By Guest Author Krista Morasch
As a speed-dating skeptic myself, it is intriguing to discover that although a six minute date does not offer sufficient time to learn a lot about a partner, the determinant in desire for a second interaction does not then completely fall to physical attraction. With social media and other modern technologies hastening our judgments of people, the ultimate impacts of these impressions remains a fruitful area of research.
Houser, Horan, and Furler recently conducted a study of 157 speed daters. They covered three basic issues in their study:
- How the dater’s predicted value of a future relationship relates to his/her attraction, similarity, and nonverbal communication to develop liking (such as eye contact) to her/his date.
- How the dater’s predicted value of a future relationship relates to his/her desire for a future date.
- How the dater’s attraction, similarity, and non-verbal communication relates to his/her desire for a future date.
The results indicated that when a dater predicted the value of a future relationship to be high, their attraction and amount of positive nonverbal communication was high as well. Similarity however, did not relate to the predicted value of a future relationship. The results also revealed when the predicted values of future relationships to be high when so too was the desire for a future date. Obviously then, a high desire for a date positively corresponds to high levels of attraction and positive nonverbal communication. Using this principle, the researchers could predict with 77 percent accuracy whether a dater would desire another date.

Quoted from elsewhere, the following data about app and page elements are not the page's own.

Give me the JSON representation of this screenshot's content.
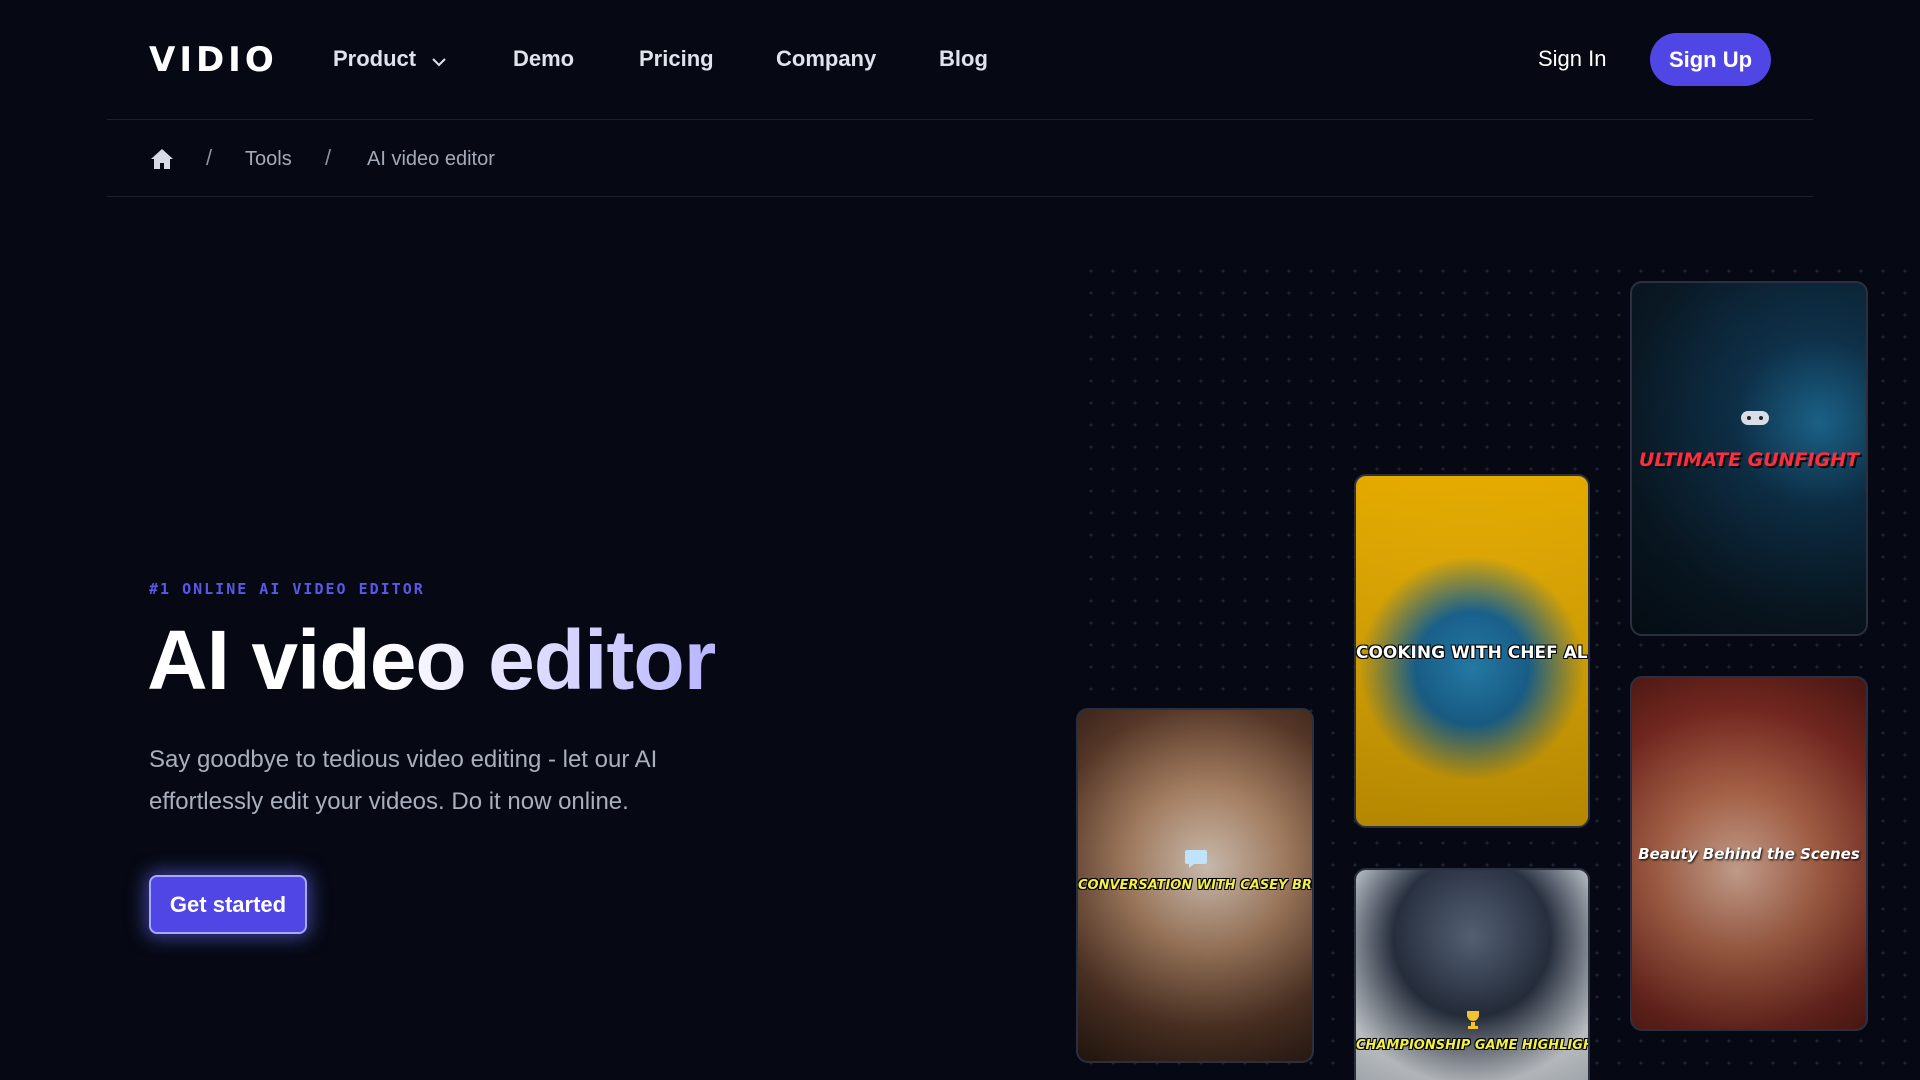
{
  "brand": {
    "logo": "VIDIO",
    "accent": "#4f46e5"
  },
  "nav": {
    "items": [
      {
        "label": "Product",
        "has_dropdown": true
      },
      {
        "label": "Demo"
      },
      {
        "label": "Pricing"
      },
      {
        "label": "Company"
      },
      {
        "label": "Blog"
      }
    ],
    "sign_in": "Sign In",
    "sign_up": "Sign Up"
  },
  "breadcrumb": {
    "home_icon": "home-icon",
    "separator": "/",
    "items": [
      "Tools",
      "AI video editor"
    ]
  },
  "hero": {
    "eyebrow": "#1 ONLINE AI VIDEO EDITOR",
    "title": "AI video editor",
    "subtitle": "Say goodbye to tedious video editing - let our AI effortlessly edit your videos. Do it now online.",
    "cta": "Get started"
  },
  "gallery": {
    "cards": [
      {
        "caption": "ULTIMATE GUNFIGHT"
      },
      {
        "caption": "COOKING WITH CHEF ALEX"
      },
      {
        "caption": "Beauty Behind the Scenes"
      },
      {
        "caption": "CONVERSATION WITH CASEY BROWN"
      },
      {
        "caption": "CHAMPIONSHIP GAME HIGHLIGHTS"
      }
    ]
  }
}
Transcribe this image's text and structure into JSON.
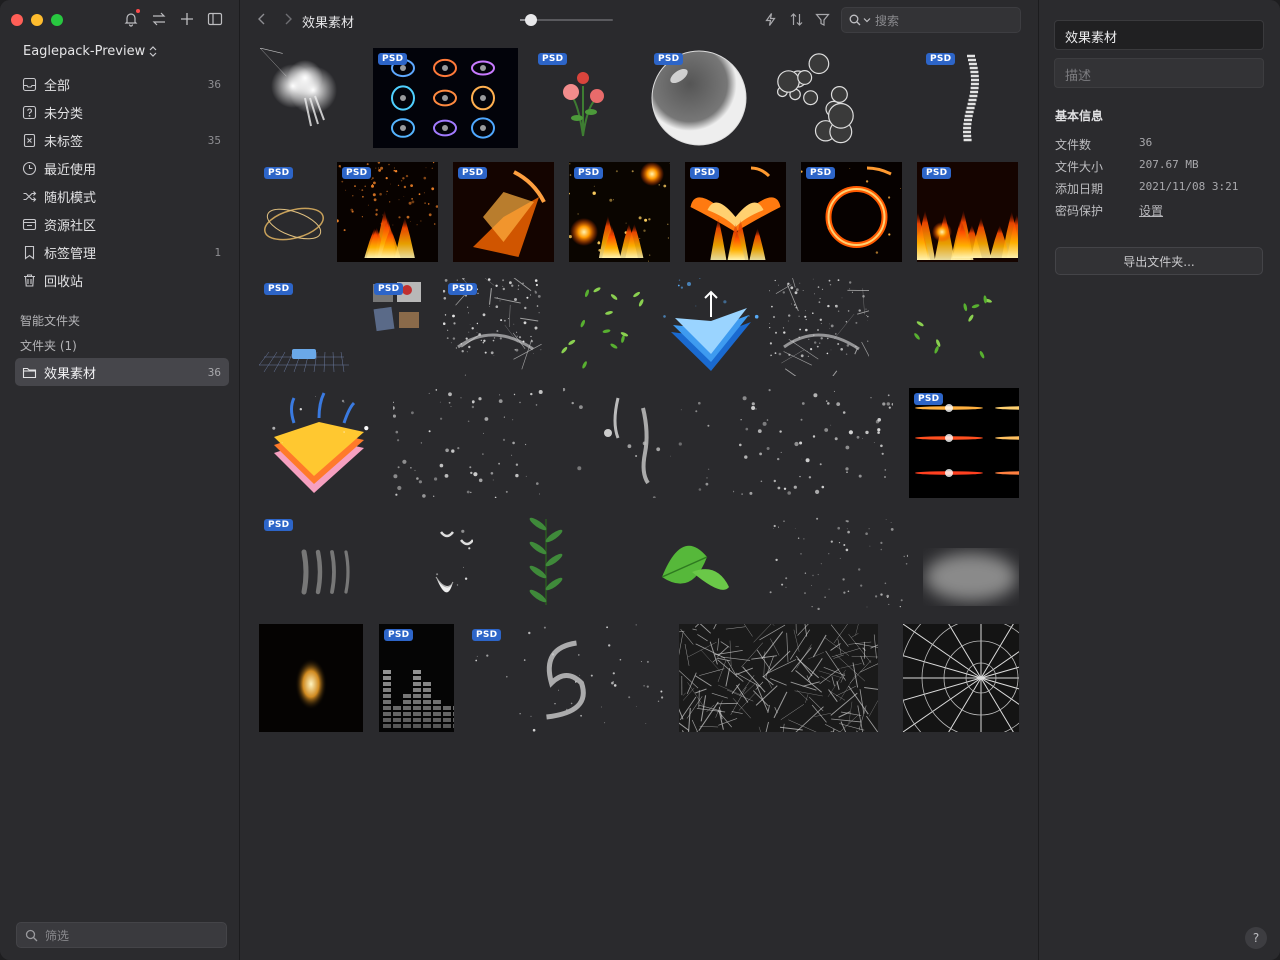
{
  "sidebar": {
    "library_name": "Eaglepack-Preview",
    "nav": [
      {
        "label": "全部",
        "count": "36",
        "icon": "inbox-icon"
      },
      {
        "label": "未分类",
        "count": "",
        "icon": "question-box-icon"
      },
      {
        "label": "未标签",
        "count": "35",
        "icon": "untagged-icon"
      },
      {
        "label": "最近使用",
        "count": "",
        "icon": "clock-icon"
      },
      {
        "label": "随机模式",
        "count": "",
        "icon": "shuffle-icon"
      },
      {
        "label": "资源社区",
        "count": "",
        "icon": "community-icon"
      },
      {
        "label": "标签管理",
        "count": "1",
        "icon": "bookmark-icon"
      },
      {
        "label": "回收站",
        "count": "",
        "icon": "trash-icon"
      }
    ],
    "smart_folders_label": "智能文件夹",
    "folders_label": "文件夹 (1)",
    "active_folder": {
      "label": "效果素材",
      "count": "36"
    },
    "filter_placeholder": "筛选"
  },
  "toolbar": {
    "title": "效果素材",
    "zoom_fraction": 0.12,
    "search_placeholder": "搜索"
  },
  "grid": {
    "psd_badge": "PSD",
    "items": [
      {
        "kind": "smoke-cloud",
        "psd": false
      },
      {
        "kind": "light-rings",
        "psd": true
      },
      {
        "kind": "flowers",
        "psd": true
      },
      {
        "kind": "bubble",
        "psd": true
      },
      {
        "kind": "bubbles",
        "psd": false
      },
      {
        "kind": "spine-curve",
        "psd": true
      },
      {
        "kind": "gold-rings",
        "psd": true
      },
      {
        "kind": "fire-sparks",
        "psd": true
      },
      {
        "kind": "fire-box",
        "psd": true
      },
      {
        "kind": "fire-stars",
        "psd": true
      },
      {
        "kind": "fire-phoenix",
        "psd": true
      },
      {
        "kind": "fire-ring",
        "psd": true
      },
      {
        "kind": "fire-flames",
        "psd": true
      },
      {
        "kind": "grid-floor",
        "psd": true
      },
      {
        "kind": "collage",
        "psd": true
      },
      {
        "kind": "water-splash",
        "psd": true
      },
      {
        "kind": "green-leaves",
        "psd": false
      },
      {
        "kind": "blue-layers",
        "psd": false
      },
      {
        "kind": "water-splash-2",
        "psd": false
      },
      {
        "kind": "leaves-scatter",
        "psd": false
      },
      {
        "kind": "color-layers",
        "psd": false
      },
      {
        "kind": "water-drops",
        "psd": false
      },
      {
        "kind": "ink-drops",
        "psd": false
      },
      {
        "kind": "water-drops-2",
        "psd": false
      },
      {
        "kind": "lens-flares",
        "psd": true
      },
      {
        "kind": "ink-strokes",
        "psd": true
      },
      {
        "kind": "feathers",
        "psd": false
      },
      {
        "kind": "leaf-branch",
        "psd": false
      },
      {
        "kind": "green-leaf",
        "psd": false
      },
      {
        "kind": "dust-particles",
        "psd": false
      },
      {
        "kind": "fog",
        "psd": false
      },
      {
        "kind": "light-beam",
        "psd": false
      },
      {
        "kind": "equalizer",
        "psd": true
      },
      {
        "kind": "water-swirl",
        "psd": true
      },
      {
        "kind": "cracked-glass",
        "psd": false
      },
      {
        "kind": "shattered-glass",
        "psd": false
      },
      {
        "kind": "feathers-2",
        "psd": false
      }
    ]
  },
  "inspector": {
    "name": "效果素材",
    "description_placeholder": "描述",
    "section_title": "基本信息",
    "rows": [
      {
        "key": "文件数",
        "value": "36"
      },
      {
        "key": "文件大小",
        "value": "207.67 MB"
      },
      {
        "key": "添加日期",
        "value": "2021/11/08 3:21"
      },
      {
        "key": "密码保护",
        "value": "设置"
      }
    ],
    "export_label": "导出文件夹...",
    "help_label": "?"
  },
  "colors": {
    "close": "#ff5f57",
    "minimize": "#febc2e",
    "zoom": "#28c840",
    "psd_badge": "#2d65c8",
    "active_folder_bg": "#46464b"
  }
}
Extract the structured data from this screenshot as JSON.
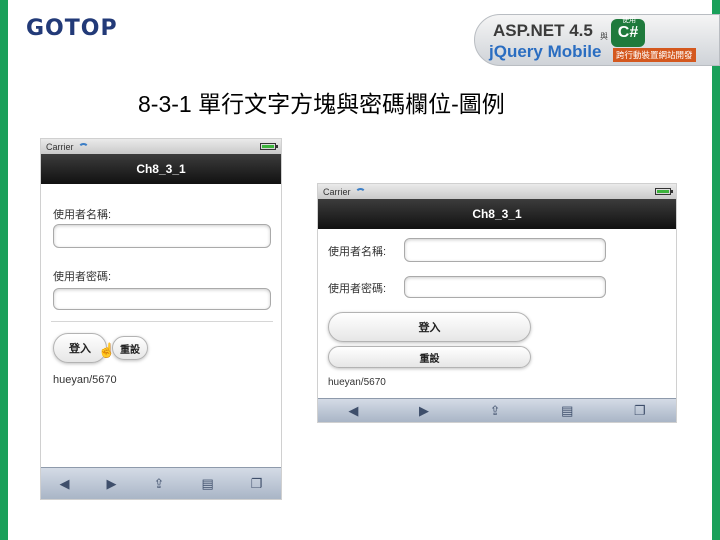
{
  "brand": {
    "logo_text": "GOTOP",
    "book_line1": "ASP.NET 4.5",
    "book_line2": "jQuery Mobile",
    "book_and": "與",
    "book_use": "使用",
    "book_lang": "C#",
    "book_subtitle": "跨行動裝置網站開發"
  },
  "slide": {
    "title": "8-3-1 單行文字方塊與密碼欄位-圖例"
  },
  "phone_portrait": {
    "carrier": "Carrier",
    "header_title": "Ch8_3_1",
    "username_label": "使用者名稱:",
    "password_label": "使用者密碼:",
    "login_label": "登入",
    "reset_label": "重設",
    "result": "hueyan/5670"
  },
  "phone_landscape": {
    "carrier": "Carrier",
    "header_title": "Ch8_3_1",
    "username_label": "使用者名稱:",
    "password_label": "使用者密碼:",
    "login_label": "登入",
    "reset_label": "重設",
    "result": "hueyan/5670"
  },
  "toolbar_icons": [
    "back-arrow-icon",
    "forward-arrow-icon",
    "share-icon",
    "bookmarks-icon",
    "tabs-icon"
  ],
  "colors": {
    "edge_green": "#1aa05a",
    "header_dark": "#111111",
    "logo_blue": "#223a78"
  }
}
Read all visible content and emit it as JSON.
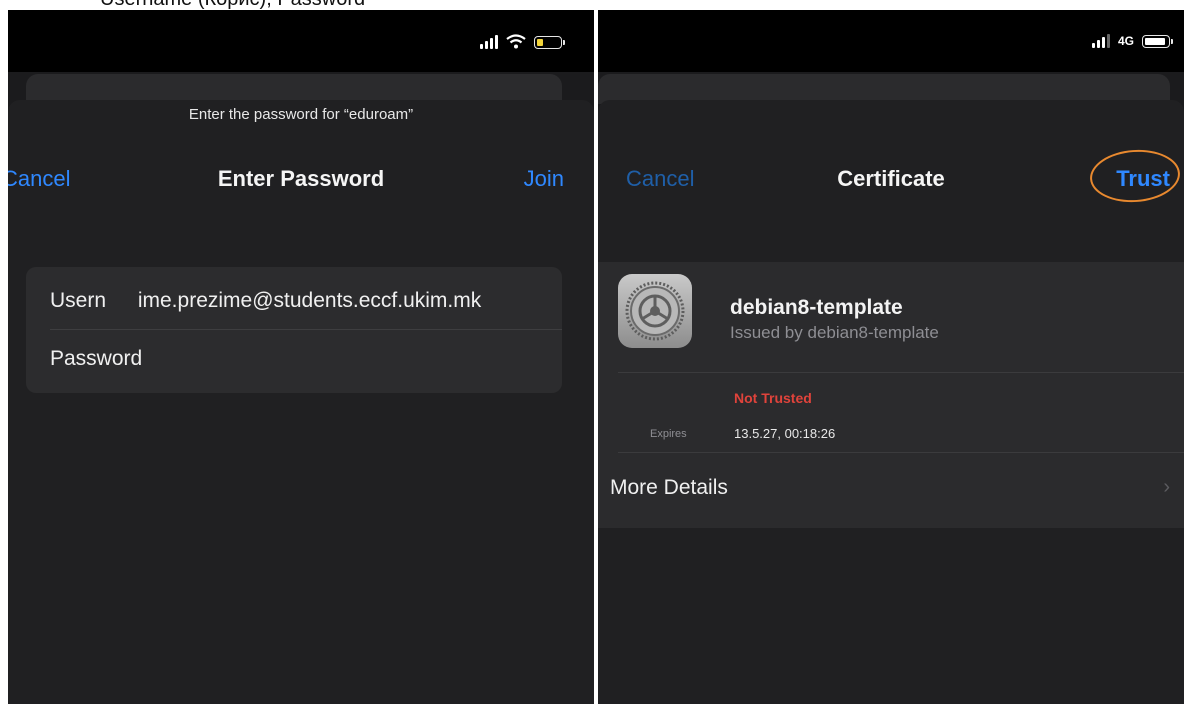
{
  "caption": "Username (Корис), Password",
  "left": {
    "status": {
      "battery_color": "#f2d43a"
    },
    "prompt": "Enter the password for “eduroam”",
    "nav": {
      "cancel": "Cancel",
      "title": "Enter Password",
      "join": "Join"
    },
    "form": {
      "username_label": "Usern",
      "username_value": "ime.prezime@students.eccf.ukim.mk",
      "password_label": "Password",
      "password_value": ""
    }
  },
  "right": {
    "status": {
      "network": "4G",
      "battery_color": "#ffffff"
    },
    "nav": {
      "cancel": "Cancel",
      "title": "Certificate",
      "trust": "Trust"
    },
    "certificate": {
      "name": "debian8-template",
      "issued_by": "Issued by debian8-template",
      "status": "Not Trusted",
      "expires_label": "Expires",
      "expires_value": "13.5.27, 00:18:26"
    },
    "more_details": "More Details",
    "colors": {
      "accent": "#2f88ff",
      "warning": "#e0433b",
      "highlight_ring": "#e8892f"
    }
  }
}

With this knowledge of what makes people say yes or no to another date, people have the opportunity to become super speed-daters. They will know what to do to enhance their chances of getting another date and hopefully use the knowledge in their speed dating endeavors. This study has provided and proven prescript things one can do to achieve this end. For instance, a dater can practice grooming and hygiene in a way to make him or herself more attractive. Also, a dater can intentionally send nonverbal communication showing his or her interest such as leaning in, holding eye contact, and/or smiling. Finally, he or she can choose discussion topics that will make him or her seem pleasant and desirable to be around in the future. When attractiveness, nonverbal communication, and high perceived value of a future relationship are present the likelihood for a desired further date is high as well. As such, it appears that enhancing any or all of these criteria will also enhance one’s date probability.
Houser, M.L., Horan, S.M., & Furler, L.A. (2008). Dating in the fast lane: how communication predicts speed-dating success. Journal of Social and Personal Relationships, 25, 749-768.